The end is in sight! We are now adding the final touches to the game to make it feel better to the player and add some form of customization to the screen colors. The player interface with the game is very important and can make or break the experience.
So now we introduce some sound fixes, input modifications and graphic options.
As usual, the code can be found on my GitHub page for you to see and play with.
The music and sound effects were played at the end of the game play loop, and because of that we were having issues with the timing of the audio. As the time required to run the game loop can change each frame the sound would slow down sometimes. Highly annoying.
So a raster interrupt was introduced to run BEFORE the game loop to avoid any interference. This setup route is called when the game starts:
I stole this routine from the Kick Assembler example files, and adapted it slightly. Instead of changing the IRQ vector at $FFFE, I use the vector in $0314, as I want kernal IRQs to continue. We are depending on those for keyboard scans, etc.
The above screenshot shows the moment when the various program parts are called. The top white border color change is when the music plays and the bottom color change is when the game code runs. All screen updates are done in the game update code, as you know, while the raster bar is at the bottom of the screen so we will have no flicker in the screen buildup or strange artifacts. This was already the case.

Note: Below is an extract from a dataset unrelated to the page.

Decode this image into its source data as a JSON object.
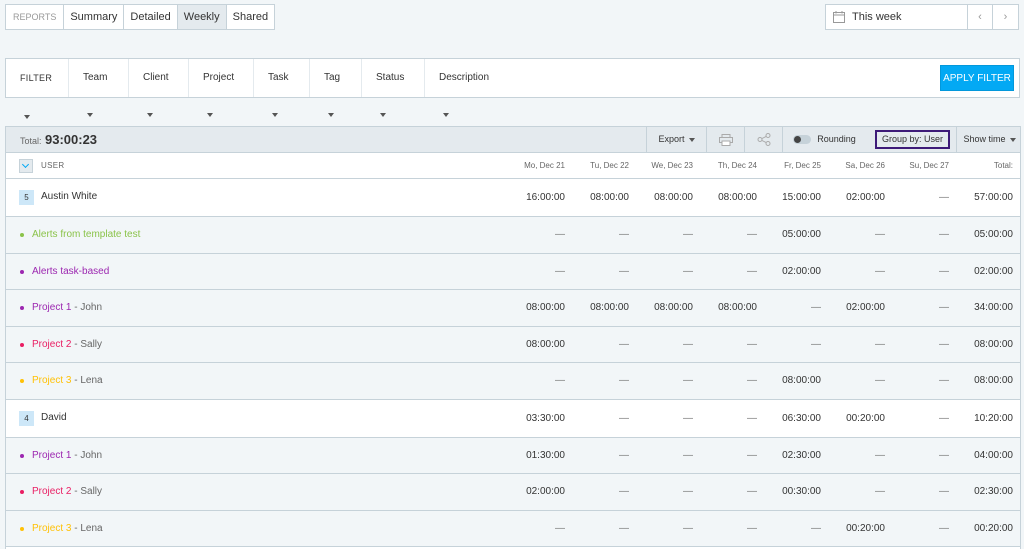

Also, to stop sound effects from overlapping and blocking each other out, a timer was needed to introduce a delay before a new sound can be played. I added a table with the delays for each sound. Playsound can be called when a sound effect or music is required:

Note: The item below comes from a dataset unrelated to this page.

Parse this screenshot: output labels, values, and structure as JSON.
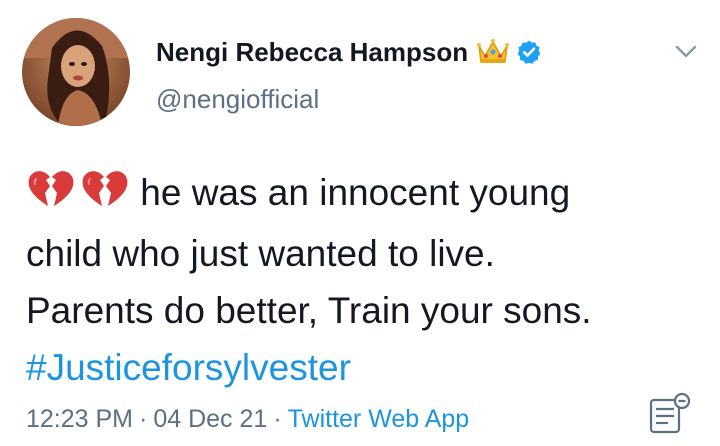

// set accumulator before calling this
// it will not play when the sounddelayCounter is not 0
// 0 1 2 3 4 5 6 7 8 9
The sounddelayCounter value is changed in the play loop in play.asm, once per frame. It counts down to zero:
Simple as that.
Some people have good taste, and like the color combination I've put in. Some may want to wander from perfection and change the colors. This can now be done by pressing F3 (screen colors) and F5 (character colors)
This is achieved by scanning for these key presses in the main loop.
Changing the screen color is easy:
Changing the character color is a bit more involved: only changing the color RAM is not enough. When you print something to the screen, this is done in the current cursor color and has nothing to do with the screen RAM values. We need to change the cursor color to the correct value and we can to that by printing an ASCII code.
The ASCII table of the C64 is a bit weird, but there is a table in the Programmers' Reference Guide. These ASCII values don't line up AT ALL with the colour values that are in the color RAM, so we need a little table to map it to the color RAM values:
// 0 1 2 3 4 5 6 7 8 9 10 11 12 13 14 15
When the color RAM is changed, the appropriate CHR$ is also printed:
sta $d800,x // store in color ram
inx // increment counter
bne !loop- // continue?
lda chrColorCodes,x // get correct chr$ code
The keyboard input was a bit wonky (as was the joystick) so changes were needed to make it feel as it should. There is nothing worse than a game that does not react in the way you expect. I moved the keyboard and joystick scan to the main loop and removed all scanning from the game modes. This means that the keyboard and joystick are read ONCE per frame resulting in stable results.
This helps stability of the read input as reading the keyboard buffer can only be done once each frame. Any subsequent query will result in no input detected. Not good.
This is the new keyboard scanning code:
lda keyPressed // get held key code
cmp previousKey // is it a different key than before?
bne !skip+ // yes. dont use key delay
// key is the same. update delay counter
// restore key delay counter
// save key code for next update
lda #NOINPUT // yes
// if we press down, the delay is shorter
sta inputResult // store input result
This also solves an issue when pressing DOWN. The times between the down movement were changing all the time, now it is stable. Adding a little section to have a shorter delay when pressing DOWN makes a manual drop behave like it should.
To make the time delays between inputs more stable, I also added the same structure and a separate delay counter for the joystick so there is no interference.
The hardest part of game development is finishing the project and while this series has been a long time in the making, I was determined to finish it and THEN move on to other challenges.
For me, this has been a great exploration of the Commodore 64. I hope you enjoyed it as well, and that you now have a better understanding of game development on the C64, with assembly. A lot of things in the C64 we did not even talk about, like sprites, multi-colour, raster interrupts, scrolling, border manipulation etc. but these are all things that were not necessary for this game. It would be great to play with that in a future project though! :)
Thanks for reading and showing an interest in this great little machine that gave (and keeps giving) so much pleasure the world over.
Happy coding and see you next time!